This manual is not your only source of information, but it is a great place to start. As soon as you begin to actually do the work required to fill in all of the blanks, you will know just how much research is needed.
When you are done working through this book, you will know what you are getting into and be prepared for almost anything the business world can throw at you.
Author, Narda Kathaleen Iulg writes from her own experiences. She gives you the real truth of what it was like for her. Tips are also provided on how you can overcome the problems along the way with focus and hard work.
Jeannine Carriere , 2010

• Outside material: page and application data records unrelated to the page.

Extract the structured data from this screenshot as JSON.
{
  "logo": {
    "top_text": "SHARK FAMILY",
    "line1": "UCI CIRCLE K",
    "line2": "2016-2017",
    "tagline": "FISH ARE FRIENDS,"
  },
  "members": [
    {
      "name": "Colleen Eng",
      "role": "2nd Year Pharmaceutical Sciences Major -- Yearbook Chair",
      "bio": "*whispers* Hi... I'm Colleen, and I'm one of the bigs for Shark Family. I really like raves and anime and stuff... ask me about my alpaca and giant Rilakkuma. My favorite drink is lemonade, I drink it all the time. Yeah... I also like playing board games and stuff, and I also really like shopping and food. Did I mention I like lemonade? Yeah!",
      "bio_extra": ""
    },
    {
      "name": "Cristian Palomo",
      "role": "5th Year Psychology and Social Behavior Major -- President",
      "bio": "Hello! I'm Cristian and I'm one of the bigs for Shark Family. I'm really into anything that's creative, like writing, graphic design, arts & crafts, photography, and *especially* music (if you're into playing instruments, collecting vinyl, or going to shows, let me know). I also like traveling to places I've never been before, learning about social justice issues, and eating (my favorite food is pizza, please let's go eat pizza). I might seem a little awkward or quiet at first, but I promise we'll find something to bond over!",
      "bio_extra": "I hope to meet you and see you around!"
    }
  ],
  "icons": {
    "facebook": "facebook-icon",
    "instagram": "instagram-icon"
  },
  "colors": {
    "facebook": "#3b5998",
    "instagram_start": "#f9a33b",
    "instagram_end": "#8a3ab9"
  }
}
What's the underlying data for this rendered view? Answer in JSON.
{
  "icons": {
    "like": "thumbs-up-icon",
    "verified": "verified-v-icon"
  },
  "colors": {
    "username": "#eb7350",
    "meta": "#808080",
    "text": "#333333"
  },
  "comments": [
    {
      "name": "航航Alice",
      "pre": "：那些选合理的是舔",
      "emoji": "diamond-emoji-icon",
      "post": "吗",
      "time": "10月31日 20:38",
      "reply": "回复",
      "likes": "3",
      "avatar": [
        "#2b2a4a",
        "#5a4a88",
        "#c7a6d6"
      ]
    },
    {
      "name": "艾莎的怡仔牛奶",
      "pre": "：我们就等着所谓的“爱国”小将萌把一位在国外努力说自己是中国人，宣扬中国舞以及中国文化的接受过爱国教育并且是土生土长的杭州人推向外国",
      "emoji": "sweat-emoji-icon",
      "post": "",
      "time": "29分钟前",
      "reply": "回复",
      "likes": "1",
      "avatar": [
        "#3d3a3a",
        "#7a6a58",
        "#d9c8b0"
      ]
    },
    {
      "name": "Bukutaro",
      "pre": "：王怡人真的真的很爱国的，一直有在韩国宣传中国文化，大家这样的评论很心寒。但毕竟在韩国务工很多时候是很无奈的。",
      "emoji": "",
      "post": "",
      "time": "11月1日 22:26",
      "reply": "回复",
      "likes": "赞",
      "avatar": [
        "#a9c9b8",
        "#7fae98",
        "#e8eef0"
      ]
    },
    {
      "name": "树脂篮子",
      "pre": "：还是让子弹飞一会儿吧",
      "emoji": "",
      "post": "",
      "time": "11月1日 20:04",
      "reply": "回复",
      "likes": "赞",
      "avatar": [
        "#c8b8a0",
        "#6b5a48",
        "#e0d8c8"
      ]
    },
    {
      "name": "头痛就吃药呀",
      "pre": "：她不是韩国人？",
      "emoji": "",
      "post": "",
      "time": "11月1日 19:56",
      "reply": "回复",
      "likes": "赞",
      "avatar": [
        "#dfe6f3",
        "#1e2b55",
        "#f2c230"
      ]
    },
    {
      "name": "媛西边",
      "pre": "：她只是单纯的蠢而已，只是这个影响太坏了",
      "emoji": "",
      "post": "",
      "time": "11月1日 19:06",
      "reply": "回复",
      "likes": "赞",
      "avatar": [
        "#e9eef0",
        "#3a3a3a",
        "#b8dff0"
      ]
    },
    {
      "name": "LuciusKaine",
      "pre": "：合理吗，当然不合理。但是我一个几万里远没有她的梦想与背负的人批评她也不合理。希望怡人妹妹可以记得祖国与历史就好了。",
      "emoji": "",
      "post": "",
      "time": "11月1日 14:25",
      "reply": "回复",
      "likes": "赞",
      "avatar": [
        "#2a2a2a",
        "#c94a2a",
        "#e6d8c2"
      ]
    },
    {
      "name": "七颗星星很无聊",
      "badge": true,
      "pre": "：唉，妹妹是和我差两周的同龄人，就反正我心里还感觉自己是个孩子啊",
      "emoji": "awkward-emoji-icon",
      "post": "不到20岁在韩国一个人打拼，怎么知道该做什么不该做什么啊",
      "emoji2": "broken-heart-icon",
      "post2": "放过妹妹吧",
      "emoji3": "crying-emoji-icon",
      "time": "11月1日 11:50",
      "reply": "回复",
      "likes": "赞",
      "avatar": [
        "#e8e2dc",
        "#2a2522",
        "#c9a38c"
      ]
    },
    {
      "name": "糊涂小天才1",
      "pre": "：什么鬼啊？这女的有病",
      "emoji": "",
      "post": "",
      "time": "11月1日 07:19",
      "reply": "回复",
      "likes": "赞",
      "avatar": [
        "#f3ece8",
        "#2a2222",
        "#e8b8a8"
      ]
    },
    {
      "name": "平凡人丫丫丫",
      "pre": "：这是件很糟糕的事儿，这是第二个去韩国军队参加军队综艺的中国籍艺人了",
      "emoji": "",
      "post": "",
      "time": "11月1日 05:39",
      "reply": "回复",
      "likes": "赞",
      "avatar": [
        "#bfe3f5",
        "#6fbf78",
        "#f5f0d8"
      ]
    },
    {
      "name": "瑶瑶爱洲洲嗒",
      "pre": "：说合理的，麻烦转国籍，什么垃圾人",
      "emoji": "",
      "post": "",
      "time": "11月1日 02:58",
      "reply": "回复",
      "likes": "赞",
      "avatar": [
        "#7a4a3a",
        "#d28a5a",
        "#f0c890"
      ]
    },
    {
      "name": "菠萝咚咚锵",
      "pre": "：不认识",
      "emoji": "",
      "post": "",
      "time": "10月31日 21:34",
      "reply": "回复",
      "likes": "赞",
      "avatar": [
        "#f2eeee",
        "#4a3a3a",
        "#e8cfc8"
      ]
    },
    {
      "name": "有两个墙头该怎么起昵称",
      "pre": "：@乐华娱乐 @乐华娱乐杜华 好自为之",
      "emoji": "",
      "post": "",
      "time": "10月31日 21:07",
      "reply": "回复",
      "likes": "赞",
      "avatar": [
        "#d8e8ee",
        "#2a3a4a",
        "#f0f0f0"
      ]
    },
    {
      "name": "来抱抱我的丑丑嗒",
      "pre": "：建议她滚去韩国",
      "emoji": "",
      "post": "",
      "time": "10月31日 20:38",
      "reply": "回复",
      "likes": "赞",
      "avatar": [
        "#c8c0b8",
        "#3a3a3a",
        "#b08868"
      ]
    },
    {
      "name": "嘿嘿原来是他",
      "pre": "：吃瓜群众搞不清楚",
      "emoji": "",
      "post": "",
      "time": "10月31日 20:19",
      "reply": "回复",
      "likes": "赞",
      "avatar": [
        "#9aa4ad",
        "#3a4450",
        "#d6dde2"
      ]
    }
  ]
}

The adoption of Aboriginal children into non-Aboriginal families has a long and contentious history in Canada. Life stories told by First Nations people reveal that the adoption experience has been far from positive for these communities and has, in fact, been an integral aspect of colonization. In an effort to decolonize adoption practices, the Yellowhead Tribal Services Agency (YTSA) in Alberta has integrated customary First Peoples’ adoption practices with provincial adoption laws and regulations. Introducing this unique agency, the authors outline the history of First Nations adoptions and, through an interview with a YTSA Elder, describe the adoption ceremonies offered at YTSA. Themes that emerged from interviews with adoptive parents and youth who have been adopted through this new integrated practice are also explored, and important recommendations for policy and practice in First Nations adoption are offered.
Peter & Reid Morin , 2013
Carrying on "Irregardless" is a handsomely illustrated paperback based on the first exhibition to focus on humour in Northwest Coast First Nations art. The show, mounted by the Bill Reid Gallery of Northwest Coast Art in Vancouver is titled after one of Bill Reid's favourite deliberate grammatical blunders that were part of the sense of humour that, as Martine J. Reid says in her introduction, "was perhaps a part of his survival kit, as it often seems to be for First Nations people."
Within this book are the photographed artworks of twenty-eight prominent Northwest Coast artists, including such varied approaches to humour as a rare prehistoric Coast Salish bowl featuring a smiling face carved from stone, a 1990s etching depicting Raven and the First Men Overlooking Wreck Beach (to catch a glimpse at all the nudists, of course!) and a pair of red and yellow cedar bark high heels titled Too Haida. Collected here are artworks that act as political weapons, bold challenges to stereotypes, and nods to the Trickster. They satirize, ridicule and play. And, above all, they make us laugh, and think, and laugh again.
Accompanying the work are descriptions, quips and jokes from the artists themselves. And preceding it stands three impassioned contextualizing essays that range from the poetic to the academic to the anecdotal, by Tahltan artist, stand-up comedian and co-curator, Peter Morin; Director of Content and Research for the Bill Reid Gallery of Northwest Coast Art and co-curator, Martine J. Reid; and CEO of the Bill Reid Trust and Director for the Bill Reid Gallery of Northwest Coast Art, Mike Robinson.
Annie Ashamock , 2007
Annie Ashamock has written this stong, moving story about an Aboriginal woman’s life experiences. It is a story with a unifying theme that is shared throughout the different Aboriginal cultures of Turtle Island.
The traditional oral teachings and method of storytelling is recreated in the accompanying bonus CD-Rom that tells the same story in two different Aboriginal languages, Cree and Ojibwe. The reader can follow along and hear the story being told in the different languages.
Carrie Hartman , 2007
A picture book to shareâ€”for parents of challenging children and for children who struggle with disorders, disabilities, or behavior issues. Parents will relate to the emotions Carrie Hartman expresses; children will welcome the message of hope for their future.
Dr. Gilles Pinette , 2002
This emotional story is about an Aboriginal youth struggling with his friend’s suicide. It includes warning signs and information on what to do if you know someone who might be suicidal.
A must have book for youth groups.